WHAT NEEDS TO BE DONE: Look for the word "Credentials" in the records, and copy each line where it appears.

Records from a data source:

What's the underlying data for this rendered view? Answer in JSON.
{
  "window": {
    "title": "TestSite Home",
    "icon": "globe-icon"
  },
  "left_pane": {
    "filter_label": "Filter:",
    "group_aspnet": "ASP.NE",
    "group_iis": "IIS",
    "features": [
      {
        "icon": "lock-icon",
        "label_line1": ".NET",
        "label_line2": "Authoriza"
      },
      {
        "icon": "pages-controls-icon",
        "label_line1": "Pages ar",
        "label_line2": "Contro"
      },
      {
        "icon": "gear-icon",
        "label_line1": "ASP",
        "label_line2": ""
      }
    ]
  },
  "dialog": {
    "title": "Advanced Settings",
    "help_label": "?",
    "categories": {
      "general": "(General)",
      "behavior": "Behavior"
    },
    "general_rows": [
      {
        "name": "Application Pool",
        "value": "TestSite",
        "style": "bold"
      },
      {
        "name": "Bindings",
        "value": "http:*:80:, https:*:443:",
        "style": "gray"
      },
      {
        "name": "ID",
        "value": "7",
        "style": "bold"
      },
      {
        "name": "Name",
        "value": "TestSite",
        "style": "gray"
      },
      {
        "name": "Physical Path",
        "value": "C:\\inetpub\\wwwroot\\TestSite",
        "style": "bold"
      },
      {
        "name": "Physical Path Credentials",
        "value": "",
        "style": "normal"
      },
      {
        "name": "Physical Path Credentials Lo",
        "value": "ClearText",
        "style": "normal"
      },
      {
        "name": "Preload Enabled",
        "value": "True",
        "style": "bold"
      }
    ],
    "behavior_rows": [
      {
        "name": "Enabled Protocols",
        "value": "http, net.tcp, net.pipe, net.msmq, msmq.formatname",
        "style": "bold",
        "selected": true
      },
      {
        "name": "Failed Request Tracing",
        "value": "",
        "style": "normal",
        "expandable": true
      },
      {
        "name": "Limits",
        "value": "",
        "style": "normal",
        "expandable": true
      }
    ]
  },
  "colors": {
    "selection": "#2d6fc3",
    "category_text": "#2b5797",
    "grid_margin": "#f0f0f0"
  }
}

EXERCISE OUTPUT:
        "name": "Physical Path Credentials",
        "name": "Physical Path Credentials Lo",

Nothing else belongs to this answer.